The winning halls will decide on their award of special champion t-shirts, Pizza Putt party, donation to your charity of choice or ??, up to a $250 value per building. In the case of a tie, the prize money will be split between buildings. Additionally, savings from our electric bills will be transferred to Financial Aid. The more you save = more money for student scholarships!
Pearl Hall & Butler Hall! Pearl residents racked up their scores by a combination of energy savings (a 13% reduction!) and event participation. All told, this year we saw an average of 4% decrease in electrical usage across the "Blue Spruce" Buildings, but an average increase in usage of 3% in the "Green Ash" buildings — primarily coming from a 19% increase in usage in Juniper Hall.
371 Main Street! 371 Main acked up their scores by a combination of energy savings (over 16% reduction!) and event participation.

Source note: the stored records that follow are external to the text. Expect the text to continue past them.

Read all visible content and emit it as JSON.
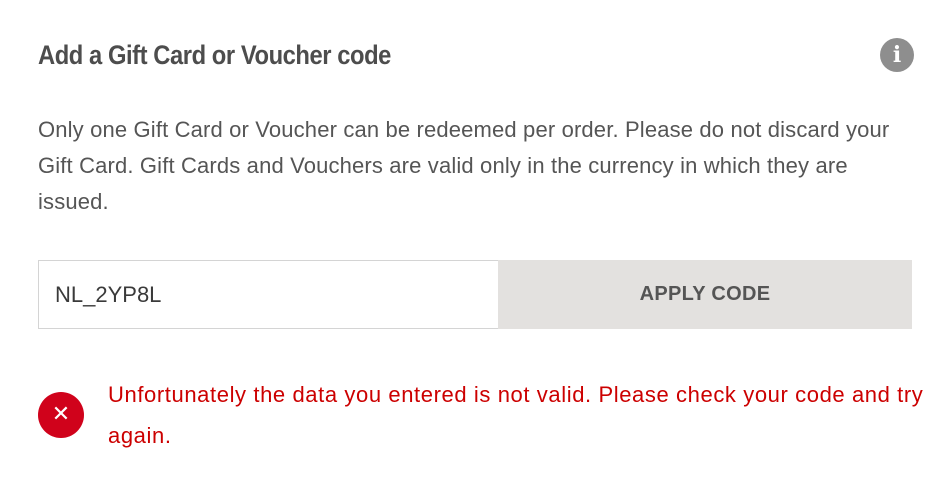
{
  "gift_card": {
    "title": "Add a Gift Card or Voucher code",
    "info_icon_glyph": "i",
    "info_icon": "info-icon",
    "description": "Only one Gift Card or Voucher can be redeemed per order. Please do not discard your Gift Card. Gift Cards and Vouchers are valid only in the currency in which they are issued.",
    "code_input": {
      "value": "NL_2YP8L",
      "placeholder": ""
    },
    "apply_label": "APPLY CODE",
    "error": {
      "icon": "error-x-icon",
      "icon_glyph": "✕",
      "message": "Unfortunately the data you entered is not valid. Please check your code and try again."
    },
    "colors": {
      "error": "#cc0000",
      "error_icon_bg": "#d0021b",
      "button_bg": "#e3e1df",
      "info_icon_bg": "#8e8e8e",
      "text": "#555555"
    }
  }
}
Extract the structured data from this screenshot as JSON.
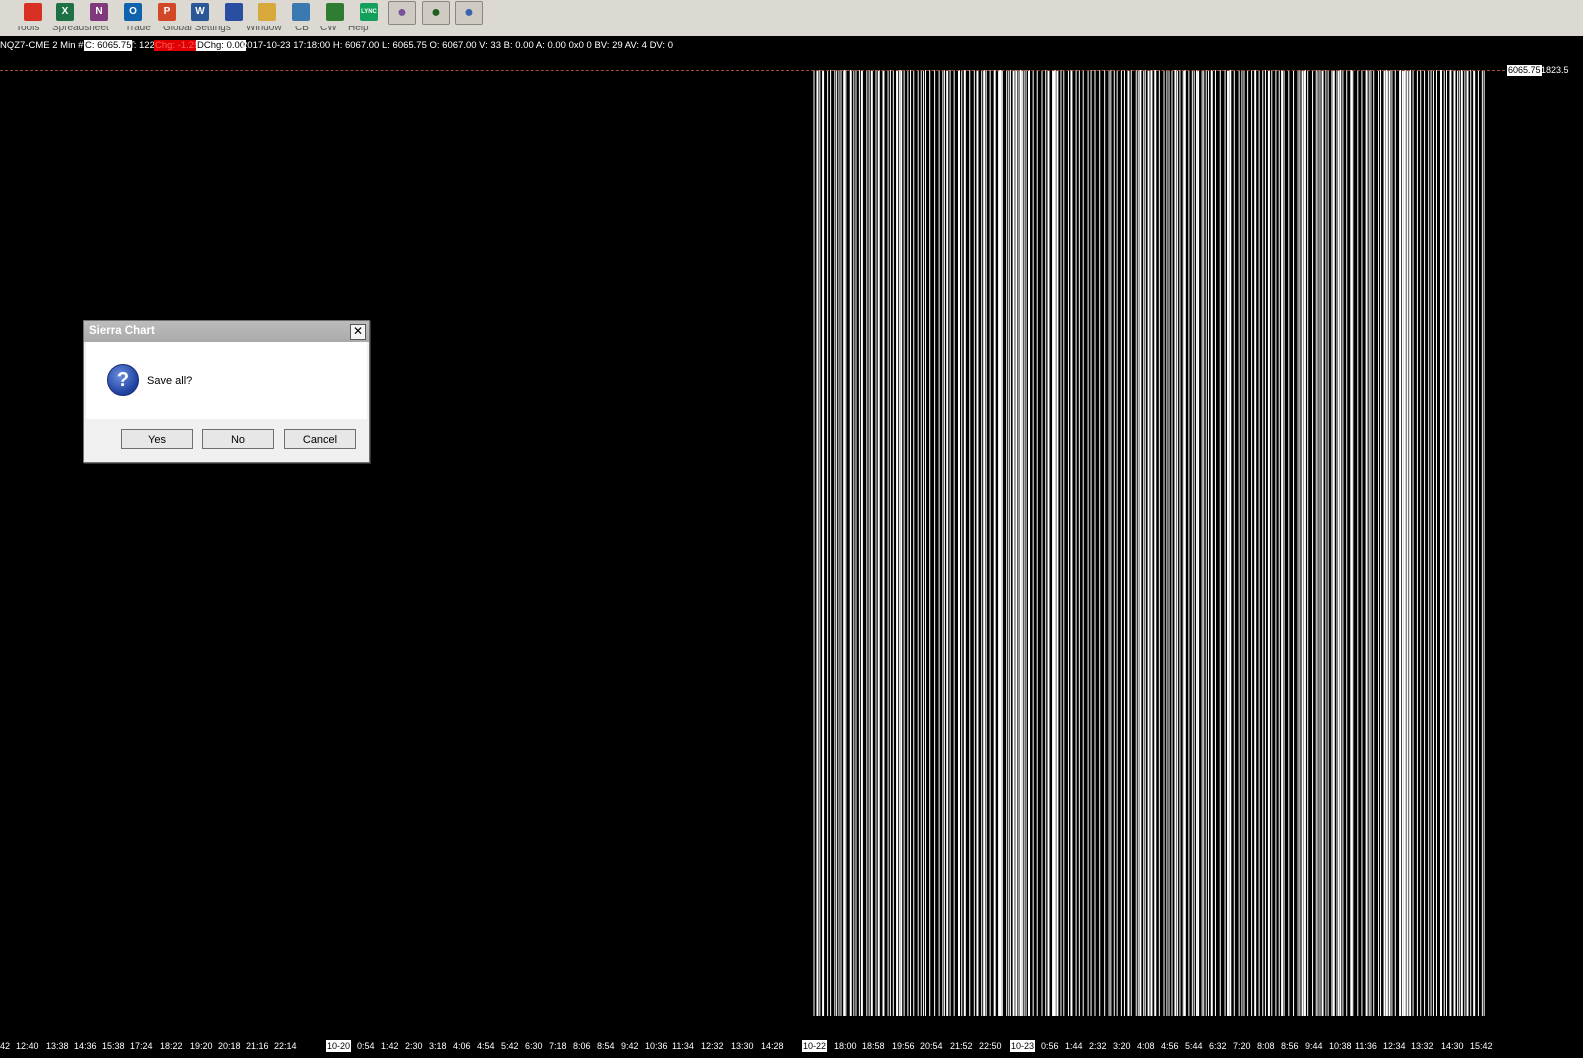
{
  "toolbar": {
    "icons": [
      {
        "name": "chrome-icon",
        "glyph": "",
        "color": "#d93025"
      },
      {
        "name": "excel-icon",
        "glyph": "X",
        "color": "#1e7145"
      },
      {
        "name": "onenote-icon",
        "glyph": "N",
        "color": "#80397b"
      },
      {
        "name": "outlook-icon",
        "glyph": "O",
        "color": "#0f62ae"
      },
      {
        "name": "powerpoint-icon",
        "glyph": "P",
        "color": "#d24726"
      },
      {
        "name": "word-icon",
        "glyph": "W",
        "color": "#2b5797"
      },
      {
        "name": "save-disk-icon",
        "glyph": "",
        "color": "#2b4fa0"
      },
      {
        "name": "folder-chart-icon",
        "glyph": "",
        "color": "#d7a83a"
      },
      {
        "name": "network-icon",
        "glyph": "",
        "color": "#3a7ab0"
      },
      {
        "name": "globe-icon",
        "glyph": "",
        "color": "#2e7d32"
      },
      {
        "name": "lync-icon",
        "glyph": "LYNC",
        "color": "#13a05a"
      },
      {
        "name": "viber-icon",
        "glyph": "",
        "color": "#7b519d"
      },
      {
        "name": "globe-icon-2",
        "glyph": "",
        "color": "#1b5e20"
      },
      {
        "name": "remote-desktop-icon",
        "glyph": "",
        "color": "#3a62b0"
      }
    ]
  },
  "menu": {
    "items": [
      "Tools",
      "Spreadsheet",
      "Trade",
      "Global Settings",
      "Window",
      "CB",
      "CW",
      "Help"
    ]
  },
  "infobar": {
    "symbol": "NQZ7-CME  2 Min  #1",
    "close": "C: 6065.75",
    "ticks": "T: 122",
    "chg": "Chg: -1.25",
    "dchg": "DChg: 0.00",
    "rest": "2017-10-23 17:18:00 H: 6067.00 L: 6065.75 O: 6067.00 V: 33 B: 0.00 A: 0.00 0x0 0 BV: 29 AV: 4 DV: 0"
  },
  "price": {
    "last": "6065.75",
    "right": "1823.5"
  },
  "time_axis": {
    "labels": [
      "42",
      "12:40",
      "13:38",
      "14:36",
      "15:38",
      "17:24",
      "18:22",
      "19:20",
      "20:18",
      "21:16",
      "22:14",
      "10-20",
      "0:54",
      "1:42",
      "2:30",
      "3:18",
      "4:06",
      "4:54",
      "5:42",
      "6:30",
      "7:18",
      "8:06",
      "8:54",
      "9:42",
      "10:36",
      "11:34",
      "12:32",
      "13:30",
      "14:28",
      "10-22",
      "18:00",
      "18:58",
      "19:56",
      "20:54",
      "21:52",
      "22:50",
      "10-23",
      "0:56",
      "1:44",
      "2:32",
      "3:20",
      "4:08",
      "4:56",
      "5:44",
      "6:32",
      "7:20",
      "8:08",
      "8:56",
      "9:44",
      "10:38",
      "11:36",
      "12:34",
      "13:32",
      "14:30",
      "15:42"
    ],
    "date_labels": [
      "10-20",
      "10-22",
      "10-23"
    ]
  },
  "dialog": {
    "title": "Sierra Chart",
    "message": "Save all?",
    "yes": "Yes",
    "no": "No",
    "cancel": "Cancel",
    "close_glyph": "✕",
    "icon_glyph": "?"
  }
}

All told, this year we saw an average of 3% decrease in electrical usage across main campus buildings. Seventeen buildings saved between 1-19%, two buildings stayed exactly level, and four buildings actually increased usage (between 1-5%). Using a simplified formula (with a base of $.12/kwh) we calculated that we saved over $2,700 worth of electricity during February. These savings will be transferred to student scholarships this year.
North House! North House racked up their scores by a combination of energy savings (over 18% reduction!) and event participation.

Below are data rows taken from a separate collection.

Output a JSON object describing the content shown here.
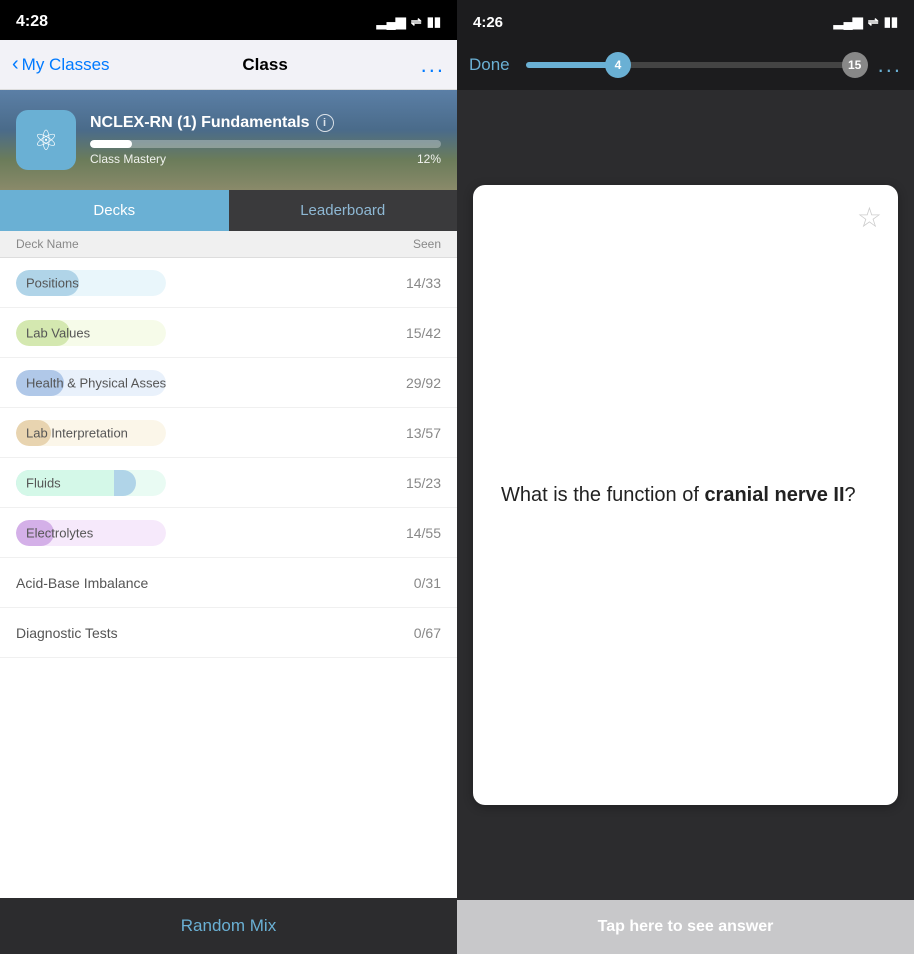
{
  "left": {
    "status": {
      "time": "4:28",
      "signal": "▂▄▆",
      "wifi": "WiFi",
      "battery": "Battery"
    },
    "nav": {
      "back_label": "My Classes",
      "title": "Class",
      "more": "..."
    },
    "class": {
      "name": "NCLEX-RN (1) Fundamentals",
      "mastery_label": "Class Mastery",
      "mastery_percent": "12%",
      "mastery_value": 12
    },
    "tabs": {
      "decks": "Decks",
      "leaderboard": "Leaderboard"
    },
    "table_headers": {
      "deck_name": "Deck Name",
      "seen": "Seen"
    },
    "decks": [
      {
        "name": "Positions",
        "seen": "14/33",
        "pill_color": "#b0d4e8",
        "pill_bg": "#d4eef8",
        "fill_pct": 42,
        "has_pill": true
      },
      {
        "name": "Lab Values",
        "seen": "15/42",
        "pill_color": "#d4e8b0",
        "pill_bg": "#eef8d4",
        "fill_pct": 36,
        "has_pill": true
      },
      {
        "name": "Health & Physical Assessment",
        "seen": "29/92",
        "pill_color": "#b0c8e8",
        "pill_bg": "#d4e4f8",
        "fill_pct": 32,
        "has_pill": false
      },
      {
        "name": "Lab Interpretation",
        "seen": "13/57",
        "pill_color": "#e8d4b0",
        "pill_bg": "#f8eed4",
        "fill_pct": 23,
        "has_pill": false
      },
      {
        "name": "Fluids",
        "seen": "15/23",
        "pill_color": "#b0e8c8",
        "pill_bg": "#d4f8e8",
        "fill_pct": 65,
        "has_pill": true,
        "second_fill": "#b0d4e8",
        "second_pct": 80
      },
      {
        "name": "Electrolytes",
        "seen": "14/55",
        "pill_color": "#d4b0e8",
        "pill_bg": "#eed4f8",
        "fill_pct": 25,
        "has_pill": true
      },
      {
        "name": "Acid-Base Imbalance",
        "seen": "0/31",
        "has_pill": false
      },
      {
        "name": "Diagnostic Tests",
        "seen": "0/67",
        "has_pill": false
      }
    ],
    "random_mix": "Random Mix"
  },
  "right": {
    "status": {
      "time": "4:26",
      "signal": "▂▄▆",
      "wifi": "WiFi",
      "battery": "Battery"
    },
    "nav": {
      "done": "Done",
      "current": "4",
      "total": "15",
      "more": "...",
      "progress_pct": 27
    },
    "card": {
      "question_prefix": "What is the function of ",
      "question_bold": "cranial nerve II",
      "question_suffix": "?",
      "star": "★"
    },
    "tap_label": "Tap here to see answer"
  }
}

All told, this year we actually saw an increase in electrical usage (an average of a 3% increase across main campus buildings). Four buildings saw savings between 1-18%, one building stayed exactly level, and nineteen buildings actually increased usage from last fall (anywhere between 1-20%). This is significantly different from our results last year (see them here) and may be explained by the fact that we utilized a new system this year (Campus Conservation Nationals dashboard) with a different baseline (a week of electrical usage in January in 2015, compared a month of electrical usage in October, as we had in past years). We will do some deeper analysis and see if we should use a different or longer baseline in the future, or stay the course and see if we just need to encourage more energy conservation behaviors.
A tie between 37 1 MAIN ST. and JENSEN HALL! Both buildings racked up their scores by a combination of energy savings and event participation. 371 Main St. had a 28% reduction in energy and 48 participation points and Jensen Hall had a 26% reduction in energy and 68 participation points.

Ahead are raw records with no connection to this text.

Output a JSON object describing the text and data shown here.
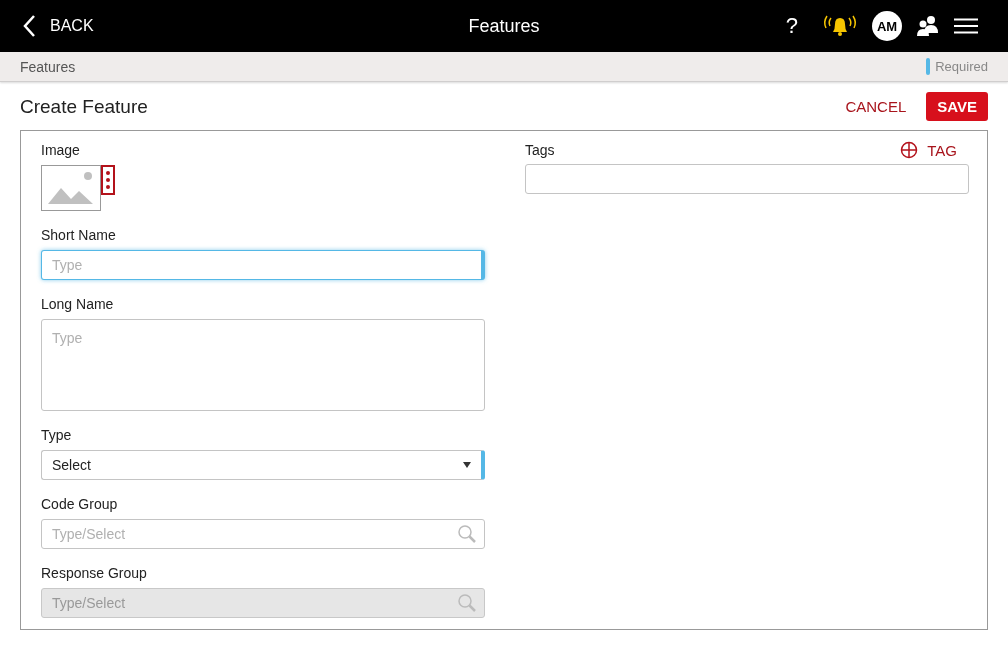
{
  "header": {
    "back_label": "BACK",
    "title": "Features",
    "help": "?",
    "avatar_initials": "AM"
  },
  "breadcrumb": {
    "label": "Features",
    "required_legend": "Required"
  },
  "page": {
    "title": "Create Feature",
    "buttons": [
      {
        "kind": "text",
        "label": "CANCEL"
      },
      {
        "kind": "primary",
        "label": "SAVE"
      }
    ]
  },
  "form": {
    "image": {
      "label": "Image"
    },
    "fields": [
      {
        "kind": "text",
        "label": "Short Name",
        "placeholder": "Type",
        "required": true,
        "focused": true,
        "disabled": false
      },
      {
        "kind": "textarea",
        "label": "Long Name",
        "placeholder": "Type",
        "required": false,
        "focused": false,
        "disabled": false
      },
      {
        "kind": "select",
        "label": "Type",
        "value": "Select",
        "required": true,
        "focused": false,
        "disabled": false
      },
      {
        "kind": "search",
        "label": "Code Group",
        "placeholder": "Type/Select",
        "required": false,
        "focused": false,
        "disabled": false
      },
      {
        "kind": "search",
        "label": "Response Group",
        "placeholder": "Type/Select",
        "required": false,
        "focused": false,
        "disabled": true
      }
    ],
    "tags": {
      "label": "Tags",
      "add_label": "TAG"
    }
  }
}
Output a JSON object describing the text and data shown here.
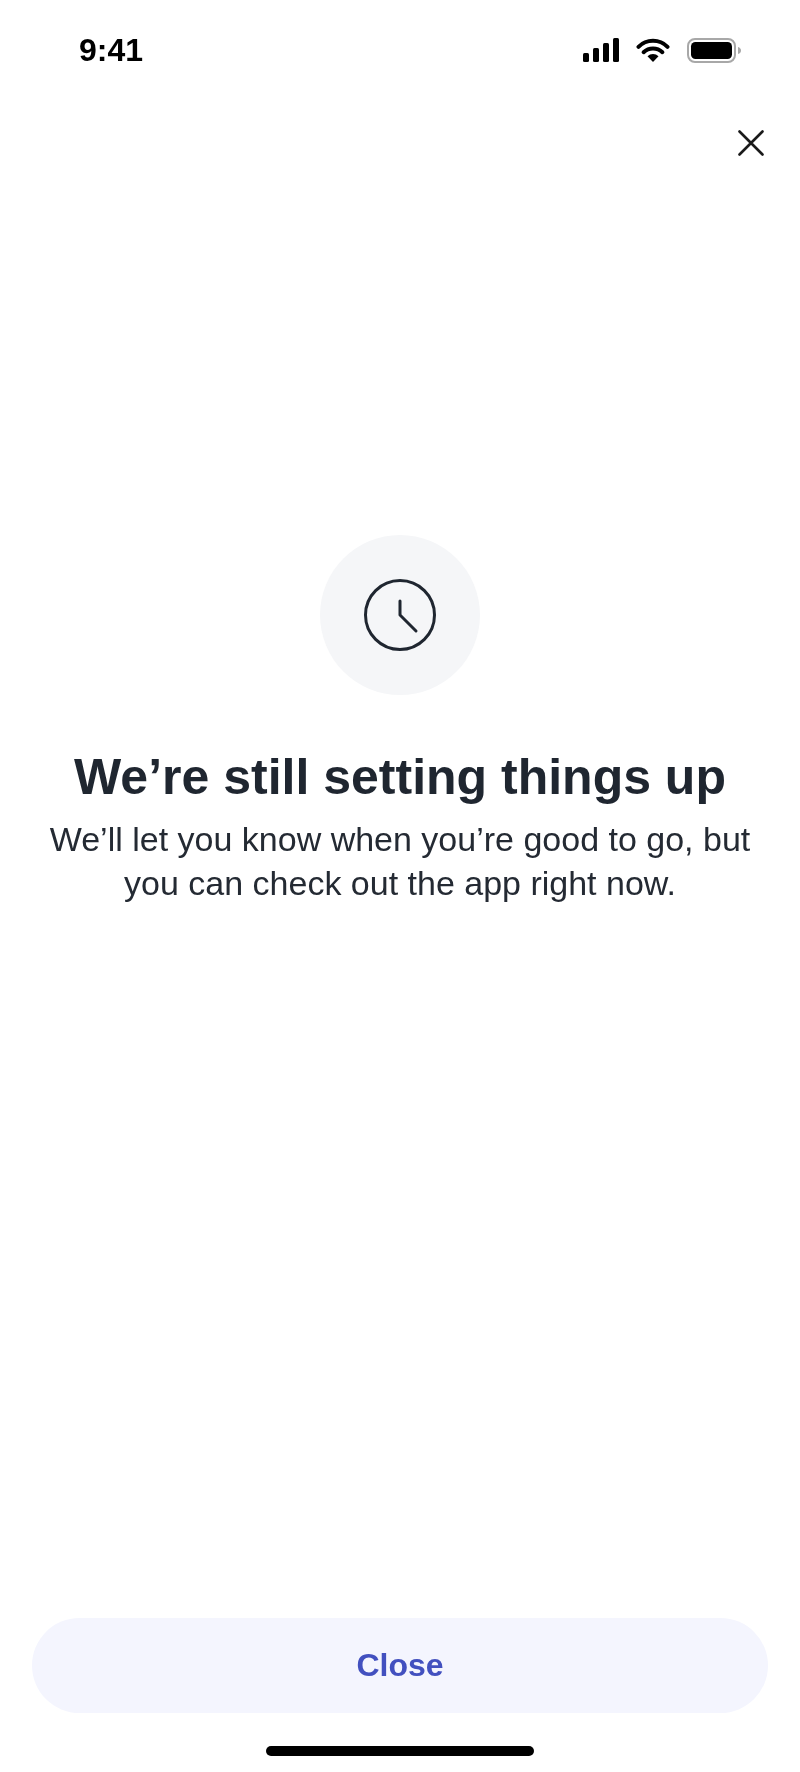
{
  "status_bar": {
    "time": "9:41"
  },
  "notice": {
    "title": "We’re still setting things up",
    "message": "We’ll let you know when you’re good to go, but you can check out the app right now."
  },
  "footer_button": {
    "label": "Close"
  }
}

All told, we saw an average of 12% energy savings across all of our main campus buildings. For a detailed look at the results, including the cumulative impact of the four years that the Challenge has occurred, see the Kill-A-Watt Challenge blog. Using a simplified formula (with a base of $.12/kwh) we figured that we saved over $2,900 worth of electricity during February (for main campus res halls). These savings will be transferred to student scholarships this year.
HILL HALL! Hill was engaged and it seems like their efforts really paid off. A combination of a whopping 43% energy savings, in-house RA events, and folks coming to a movie night, Hill racked up their points. So now, Hill residents, it is up to you to plan how you want to spend your $500 winnings!
All told, we saw an average of 6% energy savings across all of our main campus buildings.For a detailed look at the results, see the Kill-A-Watt Challenge blog . Using a simplified formula (with a base of $.12/kwh) we figured that we saved over $1,800 of electricity during February (for main campus res halls).
ROWELL HALL! There were stories of "Dark Rowell", and it seems like their efforts really paid off. A combination of 36% energy savings, bulletin boards, movie night and folks coming to the LEAD Common Ground on energy, Rowell racked up their points.
All told, we saw an average of 9% energy savings across all of our main campus buildings. For a detailed look at the results, see the Kill-A-Watt Challenge blog . Using a simplified formula (with a base of $.12/kwh) we figured that we saved over $3,200 of electricity during February (for main campus res halls).